Solvent extraction could be greener than current methods of reclaiming materials from circuit boards

Chinese researchers have developed a simple and environmentally friendly method to salvage the materials found in waste printed circuits boards (PCBs) using the solvent dimethyl sulfoxide (DMSO). The team says it could be part of the solution for the 20–50 million tonnes of e-waste that's generated globally every year, much of which ends up in developing countries, including China.

PCBs are found in virtually every electronic device and are multi-layered structures composed of around 30% metal and 70% non-metal polymers. Many contain brominated epoxy resins which are used as flame retardants. Since the layers are tightly bonded together, eco-friendly ways of recycling PCB materials has remained a challenge.

Recycling circuit board components is a growth industry in developing countries, but often produces significant waste streams

Separation methods to recover the precious metals from waste PCBs do exist, including hydrometallurgical processes combined with pyrolysis, which use aqueous solvents such as strong acids and alkalis. However, these processes contaminate the environment with toxic heavy metals and persistent organic pollutants and generate huge amounts of spent acids that cannot be recovered.

Now, Ping Zhu and colleagues at Zhejiang Gongshang University, Hangzhou, have come up with a simple separation process which they say could recover valuable materials from waste PCBs while driving down recycling costs and avoiding environmental pollution caused by other methods.

'Other methods separate waste PCBs by decomposing the polymer resin, which can generate highly toxic polybrominated dibenzodioxins and dibenzofurans,' says Zhu. 'In our process, the polymer resin is swelled not decomposed into the solution and the solvent can be reused, so the process has no secondary pollution and the operation is simple and easy.'

First, the team manually remove the electronic components on waste PCBs and cut the remaining bare boards into fragments of approximately 1–1.5cm2 or 2–3cm2. Then, under a nitrogen atmosphere, the fragments are heated with DMSO. The DMSO swells the brominated epoxy resin, which separates the PCB layers. The solution is then filtered and separated, and the used DMSO is regenerated by evaporation under vacuum to leave the separated polymer resin and the circuit board components.

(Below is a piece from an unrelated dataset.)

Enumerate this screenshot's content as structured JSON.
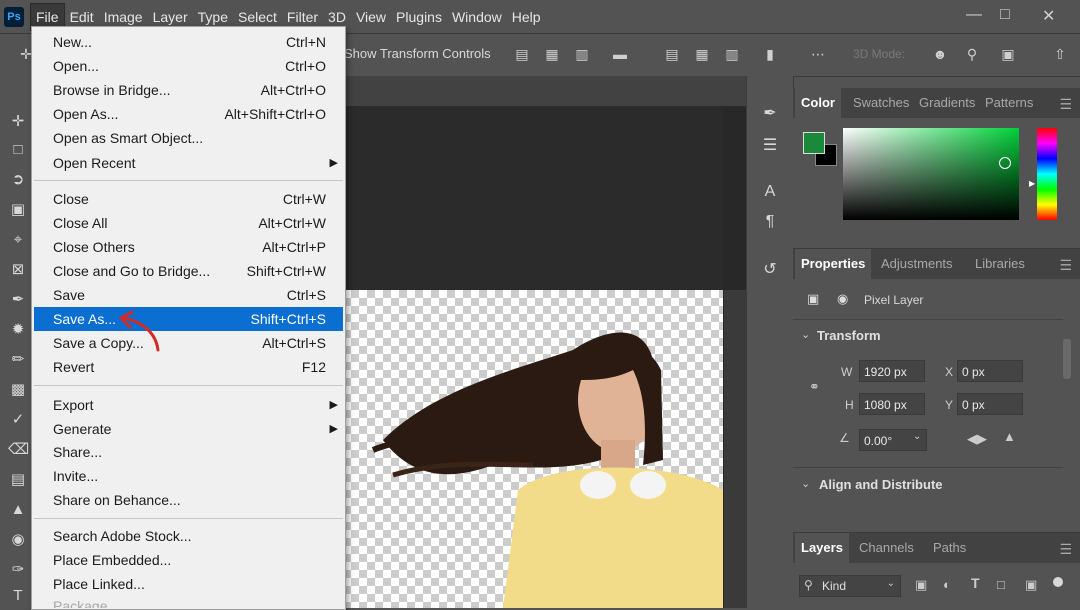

'This is genuinely a breakthrough in waste PCB recycling processes,' says Saeed Nusri, a chemical engineer at Ecyclex, an e-waste management company in the United Arab Emirates. 'This study remarkably solves a lot of issues of solvent recovery and process complexity which are generally faced in hydrometallurgy pertaining to PCB recycling. With only 2% loss of DMSO in every run, a lot can be saved on the raw materials.'

However, Nusri has concerns about scaling the process up. 'The size [of the PCB fragments] seems to be an important factor in determining the mass transfer rate of DMSO to the brominated epoxy resins.' Nusri explains. 'An increase of approximately 1cm2 drastically affected the diffusion rate of the solvent into the pieces. This, in my opinion, could be an issue on an industrial scale.'